Wound infection can occur as a result of injury or surgery. Early detection of infection, and particularly surgical site infection (SSI), is a widespread concern in in both wealthy developed countries as well as in low-resource areas in developing countries. Infections not only increase the cost of healthcare, but can also result in death. Even in the world’s wealthiest countries, approximately 2-5% of hospital surgical patients develop infections, resulting in approximately 0.64% of hospital deaths. In low-resource areas, the incidence of infection is significantly higher, due to many challenges, including a scarcity of medical expertise and a lack of access to water and sanitation. Perhaps more concerning is the increasing prevalence of anti-microbial resistance (AMR) which increases the urgency of detecting and treating infection as early as possible.
Since 2018, our group has been collaborating with Prof Bethany Hedt-Gauthier at Harvard Medical School, and Partners in Health Rwanda, to help mitigate surgical site infection in women who have given birth via Cesarean section. Dr. Rich Fletcher is the technology lead, and our group has been developing the mHealth technology platform (mobile app and central server) as well as the machine learning algorithms to support the work in this research. With the support of multiple grants from NIH, over the past several years, we have worked with the medical team here in Boston as well as the field team in Rwanda to collect data from over 1000 women in Rwanda and develop neural net models that can be run in real-time in the field — either via the server or on the phone itself. (our mobile app uses Tensorflow Lite to enable models to run in Android).

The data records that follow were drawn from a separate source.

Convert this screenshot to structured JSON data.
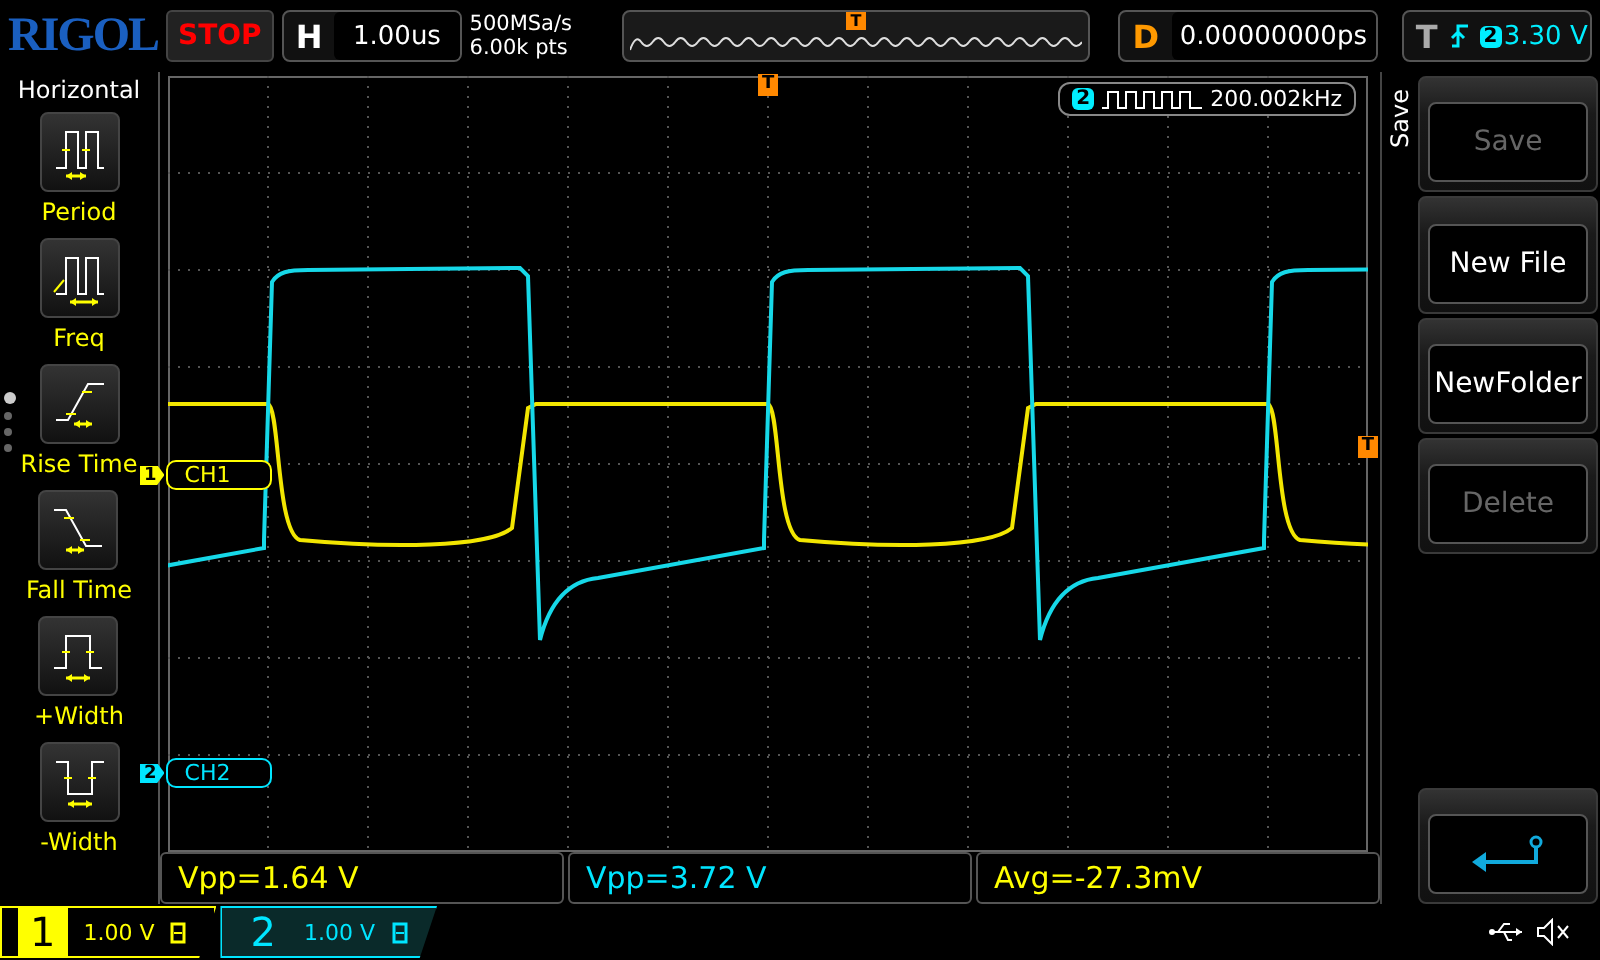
{
  "header": {
    "brand": "RIGOL",
    "run_state": "STOP",
    "timebase": {
      "label": "H",
      "value": "1.00us"
    },
    "sample_rate": "500MSa/s",
    "memory_depth": "6.00k pts",
    "overview_marker": "T",
    "delay": {
      "label": "D",
      "value": "0.00000000ps"
    },
    "trigger": {
      "label": "T",
      "source": "2",
      "level": "3.30 V"
    }
  },
  "left_menu": {
    "title": "Horizontal",
    "items": [
      {
        "label": "Period",
        "kind": "period"
      },
      {
        "label": "Freq",
        "kind": "freq"
      },
      {
        "label": "Rise Time",
        "kind": "rise"
      },
      {
        "label": "Fall Time",
        "kind": "fall"
      },
      {
        "label": "+Width",
        "kind": "pwidth"
      },
      {
        "label": "-Width",
        "kind": "nwidth"
      }
    ],
    "pages": [
      {
        "selected": true
      },
      {
        "selected": false
      },
      {
        "selected": false
      },
      {
        "selected": false
      }
    ]
  },
  "display": {
    "top_trigger_marker": "T",
    "side_trigger_marker": "T",
    "frequency_counter": {
      "channel": "2",
      "value": "200.002kHz"
    },
    "channel_markers": [
      {
        "number": "1",
        "label": "CH1",
        "color": "#ffff00"
      },
      {
        "number": "2",
        "label": "CH2",
        "color": "#00e5ff"
      }
    ]
  },
  "measurements": [
    {
      "text": "Vpp=1.64 V",
      "color": "#ffff00"
    },
    {
      "text": "Vpp=3.72 V",
      "color": "#00e5ff"
    },
    {
      "text": "Avg=-27.3mV",
      "color": "#ffff00"
    }
  ],
  "right_menu": {
    "title": "Save",
    "buttons": [
      {
        "kind": "text",
        "label": "Save",
        "disabled": true
      },
      {
        "kind": "text",
        "label": "New File",
        "disabled": false
      },
      {
        "kind": "text",
        "label": "NewFolder",
        "disabled": false
      },
      {
        "kind": "text",
        "label": "Delete",
        "disabled": true
      },
      {
        "kind": "spacer"
      },
      {
        "kind": "back"
      }
    ]
  },
  "channels": [
    {
      "number": "1",
      "scale": "1.00 V",
      "active": true,
      "color": "#ffff00"
    },
    {
      "number": "2",
      "scale": "1.00 V",
      "active": false,
      "color": "#00e5ff"
    }
  ]
}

With our current funding from NIH, this technology is being customized and integrated into maternal health services that will hopefully become a standard part of health services in Rwanda. One of the students from our group (Audace Nekeshimana) is from Rwanda and has founded a company in Rwanda (inisghtiv.ai) that was a top award winner at the MIT IDEAS competition in 2019 and is now part of our study team that is helping to commercialize this technology.
While many different technologies were developed to make this study possible, the two main technical innovations introduced by our team are: 1) the real-time computer vision algorithms, implemented on the mobile phone, that enables high-quality image data to be collected from the patients; and 2) Machine learning models (CNN transfer learning) that can be applied to visible images and thermal images to detect infection.
This project has produced three MIT Masters theses and several research publications (both engineering and clinical). (Search on PubMed or Google Scholar) Other articles are in review.
In the videos below, we demonstrate the general Wound Screener mobile app, and the second short video demonstrates the real-time computer vision algorithm. The photo at the top of this page depicts a community health worker in Rwanda taking a photo of the C-section wound of a new mother at her home.
Mobile app developers: Lilian Wang, Rich Redemske
Machine Learning models: Gabriel Schneider (deep learning models), Olasubomi Olubeko (early work), Harsh Sonthalia (early work)
Server platform: John Mofor, Saadiyah Husnoo, Audace Nakeshishimana
Harvard students: Siona Prasad, Joanna Ashby
Rwanda Students: Monique Abimpaye
Collaborators: Bethany Hedt-Gauthier (Harvard), Robert Rivielo (Harvard, BWI), Adeline Boatin (Harvard/MGH), Fredrick Kateera (Rwanda, PIH), Theoneste Nkurunziza (Rwanda, PIH), Vincent Kubaka (PIH), Laban Bikorimana (PIH), Anne Niyigena (PIH)